He also said differences of opinion can ultimately lead to a step in a better direction. Jones thought the Cowboys would be in a different position right now after a couple seasons with Garrett at the helm, but the owner said Garrett’s put things in place that the team can build off of. He said the team is keeping the good parts and moving on to improve the other parts, one of which appears to be at play-calling.
“If we make a change there, it will be more of a concession on my part to go forward with a different procedure as to how we put the offense out there,” Jones said. “After two and a half seasons with Jason as head coach, we need to do some things differently. We are not, and I know our fans are not, but I’m not, Jason’s not, we’re not at all satisfied.”
SOURCE: Jerry Jones press conference at 2012-2013 Senior Bowl
Jerry Jones speaks about play calling duty, Bill Callahan, and Jason Garrett.
MOBILE, Ala. – Former USC safety T.J. McDonald knows when Monte Kiffin’s around.
The calling card Kiffin left around his office and the football facilities at Southern California gave him away. That calling card also symbolized the countless hours he dedicated to football during his three-year tenure with the Trojans.
“He’s got these coffee cups in Styrofoam cups,” McDonald said. “Anywhere you go in the building, you start seeing those Styrofoam cups, you know Monte’s not far. He’s somewhere close.”

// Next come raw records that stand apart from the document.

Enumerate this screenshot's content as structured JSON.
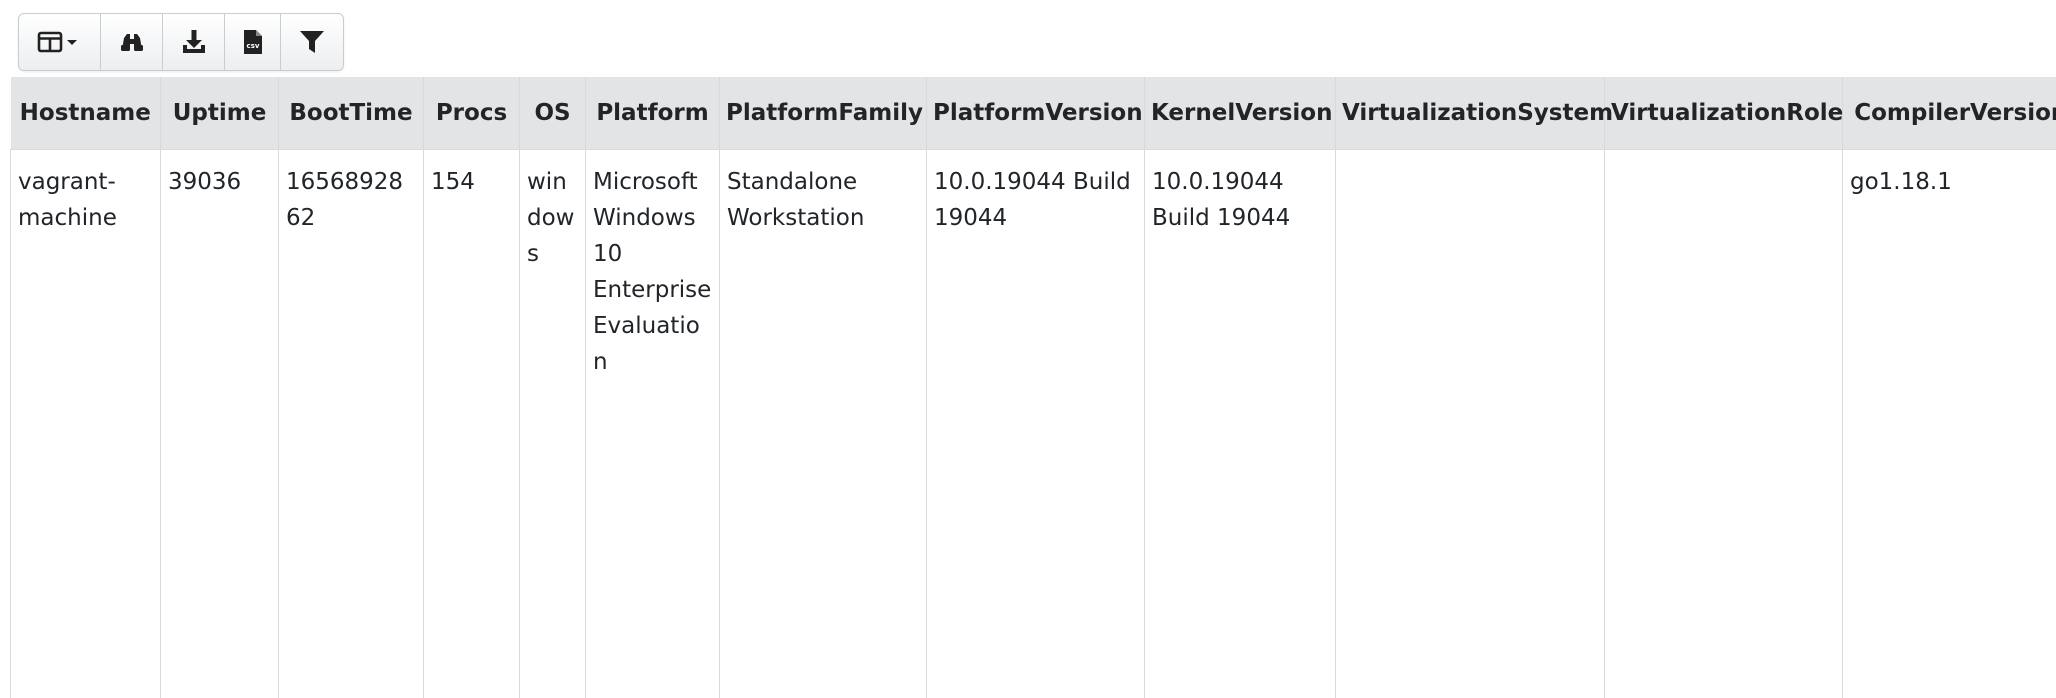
{
  "toolbar": {
    "buttons": [
      {
        "icon": "columns-icon",
        "has_dropdown": true
      },
      {
        "icon": "binoculars-icon"
      },
      {
        "icon": "download-icon"
      },
      {
        "icon": "csv-file-icon",
        "icon_text": "csv"
      },
      {
        "icon": "filter-icon"
      }
    ]
  },
  "table": {
    "columns": [
      "Hostname",
      "Uptime",
      "BootTime",
      "Procs",
      "OS",
      "Platform",
      "PlatformFamily",
      "PlatformVersion",
      "KernelVersion",
      "VirtualizationSystem",
      "VirtualizationRole",
      "CompilerVersion"
    ],
    "rows": [
      {
        "hostname": "vagrant-machine",
        "uptime": "39036",
        "boottime": "1656892862",
        "procs": "154",
        "os": "windows",
        "platform": "Microsoft Windows 10 Enterprise Evaluation",
        "platform_family": "Standalone Workstation",
        "platform_version": "10.0.19044 Build 19044",
        "kernel_version": "10.0.19044 Build 19044",
        "virtualization_system": "",
        "virtualization_role": "",
        "compiler_version": "go1.18.1"
      }
    ]
  },
  "colors": {
    "header_bg": "#e3e4e5",
    "border": "#d7d9dc",
    "text": "#212529"
  }
}
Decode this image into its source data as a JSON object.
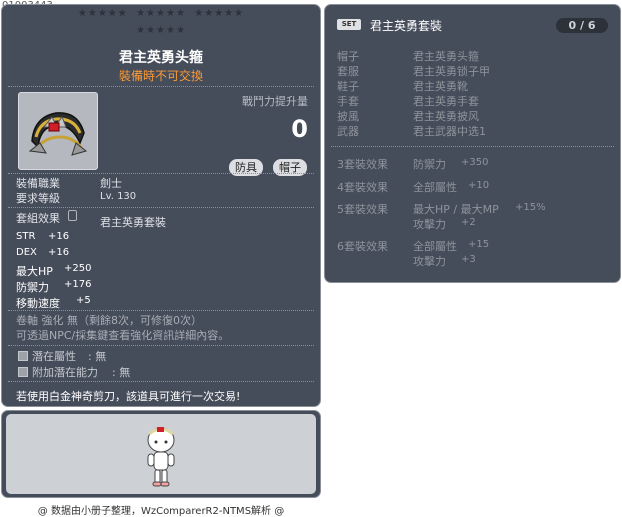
{
  "item_id": "01003443",
  "item": {
    "name": "君主英勇头箍",
    "trade_note": "裝備時不可交換",
    "power_label": "戰鬥力提升量",
    "power_value": "0",
    "tags": [
      "防具",
      "帽子"
    ]
  },
  "requirements": {
    "job_label": "裝備職業",
    "job_value": "劍士",
    "level_label": "要求等級",
    "level_value": "Lv. 130"
  },
  "set_effect": {
    "label": "套組效果",
    "value": "君主英勇套裝"
  },
  "stats": [
    {
      "name": "STR",
      "value": "+16"
    },
    {
      "name": "DEX",
      "value": "+16"
    },
    {
      "name": "最大HP",
      "value": "+250"
    },
    {
      "name": "防禦力",
      "value": "+176"
    },
    {
      "name": "移動速度",
      "value": "+5"
    }
  ],
  "enhance": {
    "line1": "卷軸 強化 無（剩餘8次，可修復0次）",
    "line2": "可透過NPC/採集鍵查看強化資訊詳細內容。"
  },
  "potential": [
    {
      "label": "潛在屬性",
      "value": ": 無"
    },
    {
      "label": "附加潛在能力",
      "value": ": 無"
    }
  ],
  "final_note": "若使用白金神奇剪刀，該道具可進行一次交易!",
  "credit": "@ 数据由小册子整理，WzComparerR2-NTMS解析 @",
  "set_panel": {
    "badge": "SET",
    "title": "君主英勇套裝",
    "count": "0 / 6",
    "parts": [
      {
        "slot": "帽子",
        "name": "君主英勇头箍"
      },
      {
        "slot": "套服",
        "name": "君主英勇锁子甲"
      },
      {
        "slot": "鞋子",
        "name": "君主英勇靴"
      },
      {
        "slot": "手套",
        "name": "君主英勇手套"
      },
      {
        "slot": "披風",
        "name": "君主英勇披风"
      },
      {
        "slot": "武器",
        "name": "君主武器中选1"
      }
    ],
    "effects": [
      {
        "label": "3套裝效果",
        "lines": [
          {
            "stat": "防禦力",
            "value": "+350"
          }
        ]
      },
      {
        "label": "4套裝效果",
        "lines": [
          {
            "stat": "全部屬性",
            "value": "+10"
          }
        ]
      },
      {
        "label": "5套裝效果",
        "lines": [
          {
            "stat": "最大HP / 最大MP",
            "value": "+15%"
          },
          {
            "stat": "攻擊力",
            "value": "+2"
          }
        ]
      },
      {
        "label": "6套裝效果",
        "lines": [
          {
            "stat": "全部屬性",
            "value": "+15"
          },
          {
            "stat": "攻擊力",
            "value": "+3"
          }
        ]
      }
    ]
  },
  "colors": {
    "panel_bg": "#454c5a",
    "trade_note": "#ff9a35",
    "dim_text": "#8f949c"
  }
}
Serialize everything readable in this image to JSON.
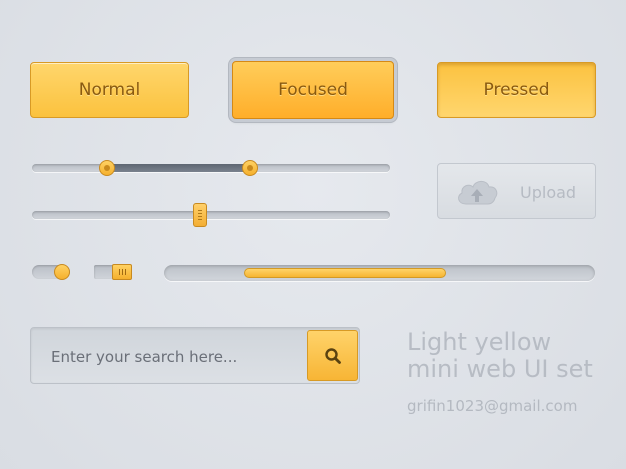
{
  "buttons": {
    "normal": "Normal",
    "focused": "Focused",
    "pressed": "Pressed"
  },
  "range_slider": {
    "low": 0.21,
    "high": 0.61
  },
  "single_slider": {
    "value": 0.47
  },
  "upload": {
    "label": "Upload",
    "icon": "cloud-upload-icon"
  },
  "toggle": {
    "state": "on"
  },
  "switch": {
    "state": "on"
  },
  "progress": {
    "value": 0.47
  },
  "search": {
    "placeholder": "Enter your search here...",
    "icon": "search-icon"
  },
  "branding": {
    "title_line1": "Light yellow",
    "title_line2": "mini web UI set",
    "email": "grifin1023@gmail.com"
  },
  "colors": {
    "accent": "#fbc23e",
    "accent_border": "#d89a25",
    "background": "#dfe3e8"
  }
}
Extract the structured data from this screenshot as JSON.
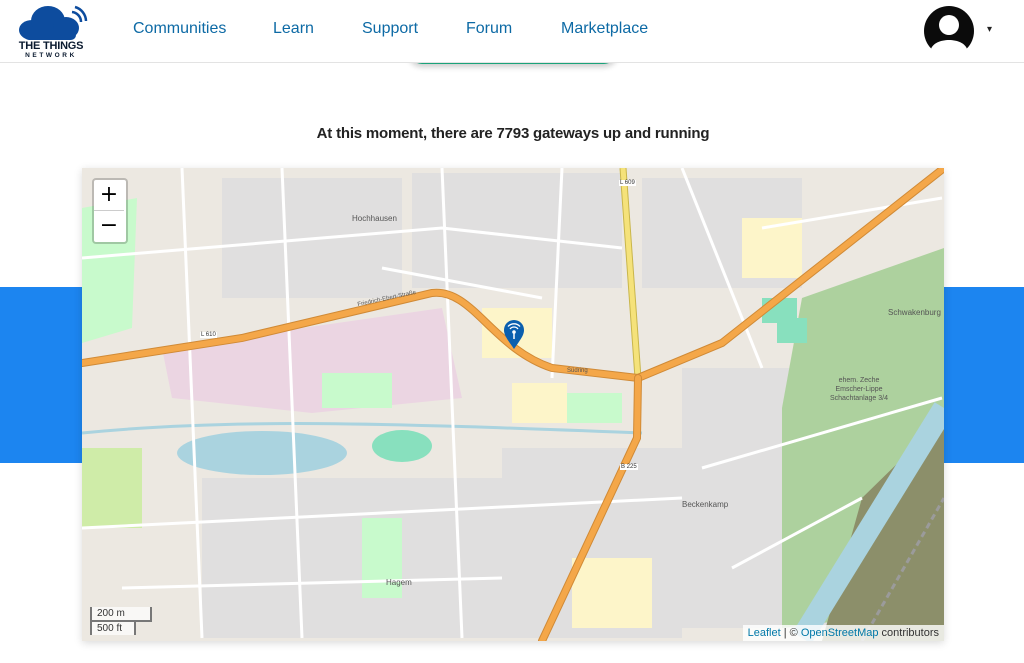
{
  "header": {
    "logo_line1": "THE THINGS",
    "logo_line2": "NETWORK",
    "nav": [
      {
        "label": "Communities"
      },
      {
        "label": "Learn"
      },
      {
        "label": "Support"
      },
      {
        "label": "Forum"
      },
      {
        "label": "Marketplace"
      }
    ],
    "avatar_icon": "user-avatar-icon",
    "menu_icon": "caret-down-icon",
    "caret": "▾"
  },
  "headline": "At this moment, there are 7793 gateways up and running",
  "colors": {
    "nav_text": "#0d6aa5",
    "band": "#1c85f0",
    "marker": "#0b5fae",
    "major_road": "#f4a749",
    "secondary_road": "#f5e27a",
    "forest": "#add19e",
    "water": "#aad3df"
  },
  "map": {
    "zoom_in": "+",
    "zoom_out": "−",
    "scale_metric": "200 m",
    "scale_imperial": "500 ft",
    "attribution_leaflet": "Leaflet",
    "attribution_sep": " | © ",
    "attribution_osm": "OpenStreetMap",
    "attribution_suffix": " contributors",
    "labels": {
      "district_north": "Hochhausen",
      "district_east": "Schwakenburg",
      "district_south": "Hagem",
      "district_southeast": "Beckenkamp",
      "road_l610": "L 610",
      "road_l609": "L 609",
      "road_b225": "B 225",
      "street_ring": "Südring",
      "street_west": "Friedrich-Ebert-Straße",
      "colliery": "ehem. Zeche Emscher-Lippe Schachtanlage 3/4"
    },
    "gateway_marker_icon": "gateway-marker-icon"
  }
}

Those cups could be found all over the place at any and all times of the day. Football enveloped Kiffin’s mind, and McDonald could sense it. If Kiffin’s 13 seasons as a successful NFL defensive coordinator didn’t immediately earn a player’s respect, his passion for the game and energy he provided did the job.
Kiffin stayed across the street from the school, walking over to his office early in the morning and leaving late at night, according to McDonald. That allowed plenty of time for the safety to enter Kiffin’s office and pick his brain about plays or schemes.
“Whatever the case may be, I could go up to that office, and he’s going to be there with the remote in his hand, sitting the same way,” McDonald said.
More than anything, McDonald enjoyed being around his defensive coordinator, even if it was just to talk about the game in general. It was easy to love him as a coach, because he could see the passion and dedication Kiffin gave to football.